> **What you are asked to do**
Copy each line below in which the word "JSON" occurs.

#### Dataset entries

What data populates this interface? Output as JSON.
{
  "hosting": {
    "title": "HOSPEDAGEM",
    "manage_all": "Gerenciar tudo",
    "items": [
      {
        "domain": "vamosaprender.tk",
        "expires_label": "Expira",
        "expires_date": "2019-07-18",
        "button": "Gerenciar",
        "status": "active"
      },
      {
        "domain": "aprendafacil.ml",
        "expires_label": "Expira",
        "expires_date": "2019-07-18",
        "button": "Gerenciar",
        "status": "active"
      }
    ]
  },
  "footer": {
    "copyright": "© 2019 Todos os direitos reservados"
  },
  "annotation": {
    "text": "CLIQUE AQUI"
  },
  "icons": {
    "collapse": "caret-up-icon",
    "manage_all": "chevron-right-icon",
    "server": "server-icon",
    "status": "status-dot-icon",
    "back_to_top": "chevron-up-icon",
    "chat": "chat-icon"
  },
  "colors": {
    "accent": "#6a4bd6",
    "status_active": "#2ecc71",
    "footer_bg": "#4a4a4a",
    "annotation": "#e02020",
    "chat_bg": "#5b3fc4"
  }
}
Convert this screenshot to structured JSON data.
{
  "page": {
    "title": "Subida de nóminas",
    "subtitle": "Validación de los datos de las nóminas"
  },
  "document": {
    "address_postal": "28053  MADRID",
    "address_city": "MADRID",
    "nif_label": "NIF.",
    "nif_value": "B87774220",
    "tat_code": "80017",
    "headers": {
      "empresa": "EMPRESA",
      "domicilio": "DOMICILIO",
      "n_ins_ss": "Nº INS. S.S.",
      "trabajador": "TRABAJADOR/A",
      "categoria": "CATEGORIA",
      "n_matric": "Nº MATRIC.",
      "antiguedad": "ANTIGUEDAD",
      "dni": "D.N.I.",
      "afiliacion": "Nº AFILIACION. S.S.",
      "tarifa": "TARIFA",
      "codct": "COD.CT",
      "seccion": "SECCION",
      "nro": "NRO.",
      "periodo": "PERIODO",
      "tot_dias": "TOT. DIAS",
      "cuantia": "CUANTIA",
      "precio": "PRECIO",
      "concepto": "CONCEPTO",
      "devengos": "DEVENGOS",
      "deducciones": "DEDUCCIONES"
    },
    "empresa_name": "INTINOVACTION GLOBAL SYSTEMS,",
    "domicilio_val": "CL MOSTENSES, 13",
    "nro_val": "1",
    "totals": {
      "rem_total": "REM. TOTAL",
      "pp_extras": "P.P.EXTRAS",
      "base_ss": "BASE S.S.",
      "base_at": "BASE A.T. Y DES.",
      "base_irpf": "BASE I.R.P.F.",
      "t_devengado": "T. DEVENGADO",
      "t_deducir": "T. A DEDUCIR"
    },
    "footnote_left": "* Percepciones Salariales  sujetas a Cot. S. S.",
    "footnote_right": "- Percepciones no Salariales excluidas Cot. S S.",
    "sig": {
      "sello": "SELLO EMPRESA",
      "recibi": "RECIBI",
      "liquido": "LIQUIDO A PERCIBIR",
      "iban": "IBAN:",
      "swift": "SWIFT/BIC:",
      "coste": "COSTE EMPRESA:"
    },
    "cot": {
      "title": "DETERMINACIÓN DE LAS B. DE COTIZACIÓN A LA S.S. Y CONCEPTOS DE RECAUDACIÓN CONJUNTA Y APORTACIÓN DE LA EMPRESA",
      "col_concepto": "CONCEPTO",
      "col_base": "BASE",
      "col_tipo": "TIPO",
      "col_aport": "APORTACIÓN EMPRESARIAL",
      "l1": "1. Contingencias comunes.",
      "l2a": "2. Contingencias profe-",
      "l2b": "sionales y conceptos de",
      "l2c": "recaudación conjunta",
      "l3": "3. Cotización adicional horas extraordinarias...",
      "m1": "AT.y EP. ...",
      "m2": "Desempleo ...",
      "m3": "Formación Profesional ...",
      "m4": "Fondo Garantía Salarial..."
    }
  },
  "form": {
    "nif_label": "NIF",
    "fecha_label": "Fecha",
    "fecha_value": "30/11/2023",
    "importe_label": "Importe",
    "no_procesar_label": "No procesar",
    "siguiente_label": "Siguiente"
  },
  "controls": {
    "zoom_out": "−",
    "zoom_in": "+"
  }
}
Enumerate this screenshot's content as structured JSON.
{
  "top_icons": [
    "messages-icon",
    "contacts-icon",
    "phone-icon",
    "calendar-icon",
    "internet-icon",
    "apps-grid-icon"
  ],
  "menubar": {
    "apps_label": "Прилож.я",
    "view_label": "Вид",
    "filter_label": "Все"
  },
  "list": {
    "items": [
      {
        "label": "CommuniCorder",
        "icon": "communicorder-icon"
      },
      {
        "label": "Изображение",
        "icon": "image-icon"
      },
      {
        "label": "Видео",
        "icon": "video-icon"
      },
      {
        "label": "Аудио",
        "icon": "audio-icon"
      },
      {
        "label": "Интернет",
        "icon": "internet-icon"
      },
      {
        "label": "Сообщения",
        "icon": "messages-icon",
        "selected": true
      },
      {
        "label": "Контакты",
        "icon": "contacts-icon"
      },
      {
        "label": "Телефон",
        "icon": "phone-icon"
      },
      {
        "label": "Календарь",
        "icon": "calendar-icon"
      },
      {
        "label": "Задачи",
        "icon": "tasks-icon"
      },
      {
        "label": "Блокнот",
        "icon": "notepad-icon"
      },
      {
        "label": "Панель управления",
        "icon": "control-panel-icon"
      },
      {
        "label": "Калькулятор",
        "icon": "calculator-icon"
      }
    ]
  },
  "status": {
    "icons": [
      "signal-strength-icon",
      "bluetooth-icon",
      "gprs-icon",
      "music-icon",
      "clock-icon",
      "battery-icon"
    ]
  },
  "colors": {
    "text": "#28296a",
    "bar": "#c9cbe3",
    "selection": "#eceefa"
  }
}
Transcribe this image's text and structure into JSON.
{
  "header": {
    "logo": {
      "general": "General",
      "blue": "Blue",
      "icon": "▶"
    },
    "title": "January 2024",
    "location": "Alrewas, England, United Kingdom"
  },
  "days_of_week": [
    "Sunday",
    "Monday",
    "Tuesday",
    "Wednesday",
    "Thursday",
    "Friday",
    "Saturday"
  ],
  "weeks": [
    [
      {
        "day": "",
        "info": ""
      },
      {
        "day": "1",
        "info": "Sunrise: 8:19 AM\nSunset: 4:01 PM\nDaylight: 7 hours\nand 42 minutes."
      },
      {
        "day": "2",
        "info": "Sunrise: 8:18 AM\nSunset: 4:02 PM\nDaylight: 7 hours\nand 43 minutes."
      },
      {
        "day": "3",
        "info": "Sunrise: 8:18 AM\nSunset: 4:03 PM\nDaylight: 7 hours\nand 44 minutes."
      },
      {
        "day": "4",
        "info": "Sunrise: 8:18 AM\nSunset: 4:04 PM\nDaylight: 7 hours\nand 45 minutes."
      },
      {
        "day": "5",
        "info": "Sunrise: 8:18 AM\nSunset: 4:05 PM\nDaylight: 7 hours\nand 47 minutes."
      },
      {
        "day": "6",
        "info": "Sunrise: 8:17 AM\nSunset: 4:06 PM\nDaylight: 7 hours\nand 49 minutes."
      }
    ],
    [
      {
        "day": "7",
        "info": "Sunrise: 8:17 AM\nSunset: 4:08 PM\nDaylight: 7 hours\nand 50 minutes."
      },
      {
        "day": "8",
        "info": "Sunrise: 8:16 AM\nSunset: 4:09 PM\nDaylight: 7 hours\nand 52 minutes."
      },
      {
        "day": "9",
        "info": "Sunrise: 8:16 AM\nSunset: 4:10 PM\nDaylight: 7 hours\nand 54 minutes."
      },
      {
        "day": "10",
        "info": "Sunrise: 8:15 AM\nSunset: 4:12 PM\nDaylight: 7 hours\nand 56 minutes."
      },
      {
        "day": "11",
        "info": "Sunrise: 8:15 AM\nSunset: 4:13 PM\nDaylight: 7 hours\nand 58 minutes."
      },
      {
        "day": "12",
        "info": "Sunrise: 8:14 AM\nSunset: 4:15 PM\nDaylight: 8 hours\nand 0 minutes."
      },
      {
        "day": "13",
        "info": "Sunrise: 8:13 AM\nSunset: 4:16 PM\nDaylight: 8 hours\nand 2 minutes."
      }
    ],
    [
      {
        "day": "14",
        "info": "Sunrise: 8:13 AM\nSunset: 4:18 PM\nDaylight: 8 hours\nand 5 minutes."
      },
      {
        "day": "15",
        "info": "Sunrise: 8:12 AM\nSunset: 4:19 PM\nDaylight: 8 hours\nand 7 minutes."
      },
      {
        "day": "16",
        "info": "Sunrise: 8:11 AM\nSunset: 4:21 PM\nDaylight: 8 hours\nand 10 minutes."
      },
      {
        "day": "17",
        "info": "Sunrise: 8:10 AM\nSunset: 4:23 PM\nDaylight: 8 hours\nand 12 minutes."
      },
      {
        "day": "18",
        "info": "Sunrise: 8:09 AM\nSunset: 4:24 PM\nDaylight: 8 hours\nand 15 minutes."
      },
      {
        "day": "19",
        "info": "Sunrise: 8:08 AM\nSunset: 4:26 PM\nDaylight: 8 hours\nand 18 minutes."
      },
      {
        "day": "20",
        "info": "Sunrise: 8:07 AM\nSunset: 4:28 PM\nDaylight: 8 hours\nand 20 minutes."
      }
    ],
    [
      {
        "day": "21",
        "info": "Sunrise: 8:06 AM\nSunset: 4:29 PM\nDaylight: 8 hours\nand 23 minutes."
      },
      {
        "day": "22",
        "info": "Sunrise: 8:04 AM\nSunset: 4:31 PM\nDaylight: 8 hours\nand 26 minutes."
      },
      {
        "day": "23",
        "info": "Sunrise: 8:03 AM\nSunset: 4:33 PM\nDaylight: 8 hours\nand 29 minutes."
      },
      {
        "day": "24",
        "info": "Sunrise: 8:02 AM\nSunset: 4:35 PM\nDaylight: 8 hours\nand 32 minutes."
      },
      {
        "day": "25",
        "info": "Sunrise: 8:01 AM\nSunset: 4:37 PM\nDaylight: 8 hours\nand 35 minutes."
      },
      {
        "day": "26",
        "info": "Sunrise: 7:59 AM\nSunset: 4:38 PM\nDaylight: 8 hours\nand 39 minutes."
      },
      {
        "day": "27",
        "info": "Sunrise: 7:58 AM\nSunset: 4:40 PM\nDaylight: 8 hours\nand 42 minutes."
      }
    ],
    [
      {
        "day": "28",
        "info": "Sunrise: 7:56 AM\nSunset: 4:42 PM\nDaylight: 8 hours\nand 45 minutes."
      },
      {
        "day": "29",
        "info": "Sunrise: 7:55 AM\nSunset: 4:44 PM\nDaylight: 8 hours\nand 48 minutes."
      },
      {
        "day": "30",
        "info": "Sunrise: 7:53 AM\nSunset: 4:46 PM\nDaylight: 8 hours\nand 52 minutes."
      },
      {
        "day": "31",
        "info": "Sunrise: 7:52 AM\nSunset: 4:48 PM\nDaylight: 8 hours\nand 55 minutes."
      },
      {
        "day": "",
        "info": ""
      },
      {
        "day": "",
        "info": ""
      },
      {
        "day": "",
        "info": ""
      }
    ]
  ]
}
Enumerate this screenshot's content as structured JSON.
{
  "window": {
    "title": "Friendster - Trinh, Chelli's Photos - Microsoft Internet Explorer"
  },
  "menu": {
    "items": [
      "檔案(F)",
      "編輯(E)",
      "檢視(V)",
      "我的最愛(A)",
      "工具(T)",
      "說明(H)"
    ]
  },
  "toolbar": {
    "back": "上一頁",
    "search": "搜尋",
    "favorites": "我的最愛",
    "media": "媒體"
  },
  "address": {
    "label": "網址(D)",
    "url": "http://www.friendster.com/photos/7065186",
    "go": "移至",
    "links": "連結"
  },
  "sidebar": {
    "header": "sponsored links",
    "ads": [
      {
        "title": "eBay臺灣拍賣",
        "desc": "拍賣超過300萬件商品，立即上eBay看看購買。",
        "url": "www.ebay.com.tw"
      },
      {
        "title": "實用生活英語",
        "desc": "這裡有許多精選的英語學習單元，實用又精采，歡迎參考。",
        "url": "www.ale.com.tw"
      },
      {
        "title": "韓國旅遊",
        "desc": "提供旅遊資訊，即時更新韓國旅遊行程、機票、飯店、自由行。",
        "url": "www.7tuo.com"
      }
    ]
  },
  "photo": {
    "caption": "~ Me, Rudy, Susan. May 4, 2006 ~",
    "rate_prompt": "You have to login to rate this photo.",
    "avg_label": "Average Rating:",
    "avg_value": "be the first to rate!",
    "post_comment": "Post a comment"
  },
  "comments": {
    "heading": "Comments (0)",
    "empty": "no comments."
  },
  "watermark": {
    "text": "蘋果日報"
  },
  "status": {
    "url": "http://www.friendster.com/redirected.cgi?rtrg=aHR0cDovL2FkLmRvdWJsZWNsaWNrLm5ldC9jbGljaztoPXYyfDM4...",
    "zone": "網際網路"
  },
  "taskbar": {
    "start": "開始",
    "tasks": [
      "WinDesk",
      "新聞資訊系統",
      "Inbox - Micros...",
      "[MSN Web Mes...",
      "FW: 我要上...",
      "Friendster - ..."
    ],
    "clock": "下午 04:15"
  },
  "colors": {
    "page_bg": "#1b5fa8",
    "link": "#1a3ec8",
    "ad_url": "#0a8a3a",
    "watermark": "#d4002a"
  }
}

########

> **Response box**
What data populates this interface? Output as JSON.
Convert this screenshot to structured JSON data.
Enumerate this screenshot's content as structured JSON.
Transcribe this image's text and structure into JSON.
Enumerate this screenshot's content as structured JSON.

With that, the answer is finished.